[Sleep-Apnea Related Risk of Motor Vehicle Accidents is Reduced by Continuous Positive Airway Pressure: Swedish Traffic Accident Registry Data. (Karimi et al., 2014 Sleep)]

5. Overwhelming majority of patients with complex sleep apnea experience positive results with adaptive servo-ventilation (ASV)

While two-thirds of participants in this study experienced success with CPAP, approximately 90%  experienced success with ASV at 90 days of therapy. ASV is a method of ventilator support aimed to treat central sleep apnea, and is currently being investigated as a treatment option for sleep apnea patients with heart failure and other cardiovascular conditions.

[The complex sleep apnea resolution study: a prospective randomized controlled trial of continuous positive airway pressure versus adaptive servo ventilation therapy. (Morgenthaler et al., 2014 Sleep)]

Together, the research findings show that consistent sleep apnea treatment with CPAP and ASV therapies not only significantly improves apnea symptoms, but can also positively impact several comorbid disease types and everyday functionality. Sleep apnea continues to be strongly linked to both cardiovascular conditions and diabetes as demonstrated in several studies above, as well as hypertension, stroke, cancer, and obesity.

“2014 was a big year for sleep apnea research, as it revealed more helpful discoveries about the disease and its relationship with costly chronic conditions and related events that can occur,” said Adam Benjafield, Ph.D., ResMed vice president of medical affairs. “Looking forward, 2015 promises to be just as productive with new advances, technologies and discoveries to help us in our mission to curb the widespread impact sleep apnea has on health, quality of life, and our healthcare system overall.”

For more information on sleep apnea or available treatment options visit www.ResMed.com.

About Sleep-Disordered Breathing, including Sleep Apnea

Sleep-Disordered Breathing (SDB) describes a group of disorders characterized by abnormal respiratory patterns (e.g. the presence of apneas or hypopneas) or insufficient ventilation during sleep.

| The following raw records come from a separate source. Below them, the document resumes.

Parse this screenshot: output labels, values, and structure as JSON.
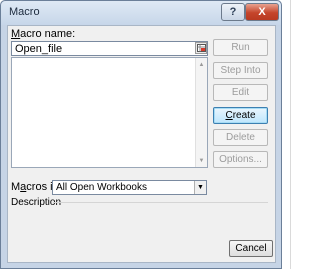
{
  "window": {
    "title": "Macro",
    "help_glyph": "?",
    "close_glyph": "X"
  },
  "macro_name": {
    "label_pre": "",
    "label_u": "M",
    "label_post": "acro name:",
    "value": "Open_file"
  },
  "buttons": {
    "run": "Run",
    "step_into": "Step Into",
    "edit": "Edit",
    "create_u": "C",
    "create_rest": "reate",
    "delete": "Delete",
    "options": "Options..."
  },
  "macros_in": {
    "label_pre": "M",
    "label_u": "a",
    "label_post": "cros in:",
    "selected": "All Open Workbooks"
  },
  "description": {
    "label": "Description"
  },
  "cancel": "Cancel",
  "icons": {
    "refedit": "range-select-icon",
    "dropdown": "chevron-down-icon"
  },
  "colors": {
    "title_bar": "#c7d6e9",
    "close_button": "#c5452b",
    "dialog_bg": "#f0f0f0"
  }
}
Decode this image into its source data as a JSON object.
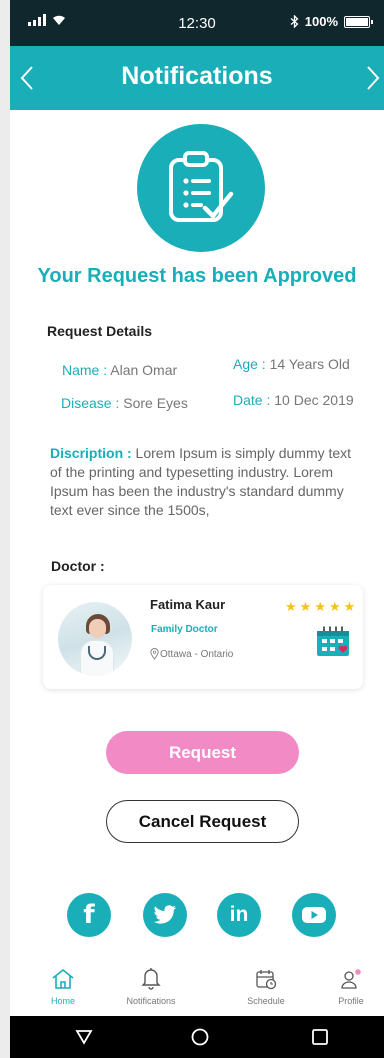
{
  "status_bar": {
    "time": "12:30",
    "battery": "100%"
  },
  "header": {
    "title": "Notifications"
  },
  "approval": {
    "title": "Your Request has been Approved"
  },
  "request_details": {
    "heading": "Request Details",
    "name_label": "Name :",
    "name_value": " Alan Omar",
    "age_label": "Age :",
    "age_value": " 14 Years Old",
    "disease_label": "Disease :",
    "disease_value": " Sore Eyes",
    "date_label": "Date :",
    "date_value": " 10 Dec 2019",
    "description_label": "Discription :",
    "description_text": " Lorem Ipsum is simply dummy text of the printing and typesetting industry. Lorem Ipsum has been the industry's standard dummy text ever since the 1500s,"
  },
  "doctor": {
    "heading": "Doctor :",
    "name": "Fatima Kaur",
    "specialty": "Family Doctor",
    "location": "Ottawa - Ontario",
    "rating": 5,
    "star_glyph": "★"
  },
  "buttons": {
    "request": "Request",
    "cancel": "Cancel Request"
  },
  "social": [
    {
      "icon": "facebook-icon",
      "glyph": "f"
    },
    {
      "icon": "twitter-icon",
      "glyph": ""
    },
    {
      "icon": "linkedin-icon",
      "glyph": "in"
    },
    {
      "icon": "youtube-icon",
      "glyph": ""
    }
  ],
  "bottom_nav": {
    "home": "Home",
    "notifications": "Notifications",
    "schedule": "Schedule",
    "profile": "Profile"
  },
  "colors": {
    "accent": "#1aaeb9",
    "request_button": "#f28ac6",
    "status_bar": "#10272e",
    "star": "#f4c21a"
  }
}
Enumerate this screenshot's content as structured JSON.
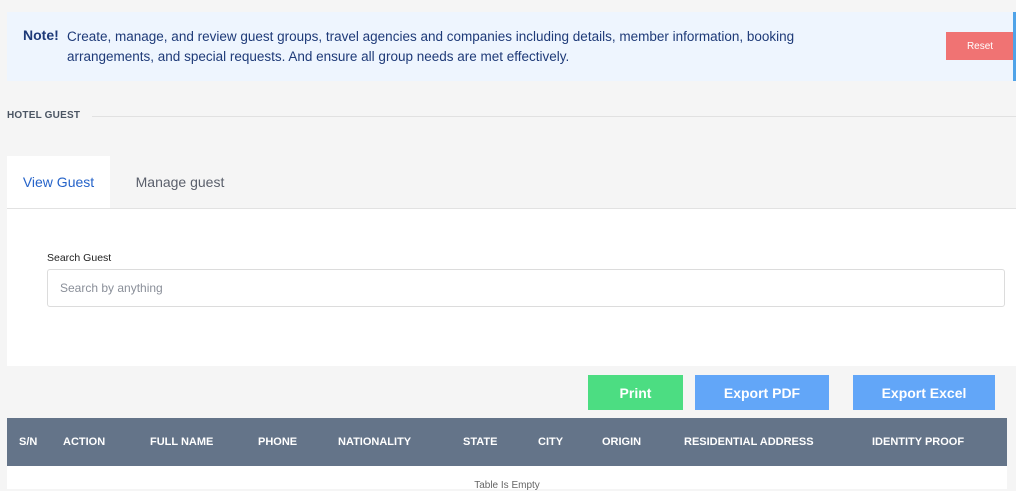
{
  "note": {
    "label": "Note!",
    "text": "Create, manage, and review guest groups, travel agencies and companies including details, member information, booking arrangements, and special requests. And ensure all group needs are met effectively.",
    "reset_label": "Reset"
  },
  "section": {
    "title": "HOTEL GUEST"
  },
  "tabs": [
    {
      "label": "View Guest",
      "active": true
    },
    {
      "label": "Manage guest",
      "active": false
    }
  ],
  "search": {
    "label": "Search Guest",
    "placeholder": "Search by anything",
    "value": ""
  },
  "actions": {
    "print": "Print",
    "export_pdf": "Export PDF",
    "export_excel": "Export Excel"
  },
  "table": {
    "columns": [
      "S/N",
      "ACTION",
      "FULL NAME",
      "PHONE",
      "NATIONALITY",
      "STATE",
      "CITY",
      "ORIGIN",
      "RESIDENTIAL ADDRESS",
      "IDENTITY PROOF"
    ],
    "empty_text": "Table Is Empty"
  },
  "colors": {
    "note_bg": "#eef5fe",
    "reset": "#f07373",
    "tab_active": "#2563c9",
    "print": "#4cdd82",
    "export": "#62a6f8",
    "table_header": "#647489"
  }
}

There are three main types of SDB as manifested in sleep apnea: obstructive sleep apnea, central sleep apnea, and mixed sleep apnea. Typical symptoms of sleep apnea include constant tiredness, poor concentration, morning headaches, depressed mood, night sweats, weight gain, lack of energy, forgetfulness, sexual dysfunction, and frequent urination at night. For more information, or to take a short sleep quiz, visit www.WakeUpToSleep.com.

About ResMed

ResMed changes lives by developing, manufacturing and distributing medical equipment for treating, diagnosing, and managing sleep-disordered breathing, COPD, and other chronic diseases. We develop innovative products and solutions to improve the health and quality of life of those who suffer from these conditions, and we work to raise awareness of the potentially serious health consequences of untreated sleep-disordered breathing.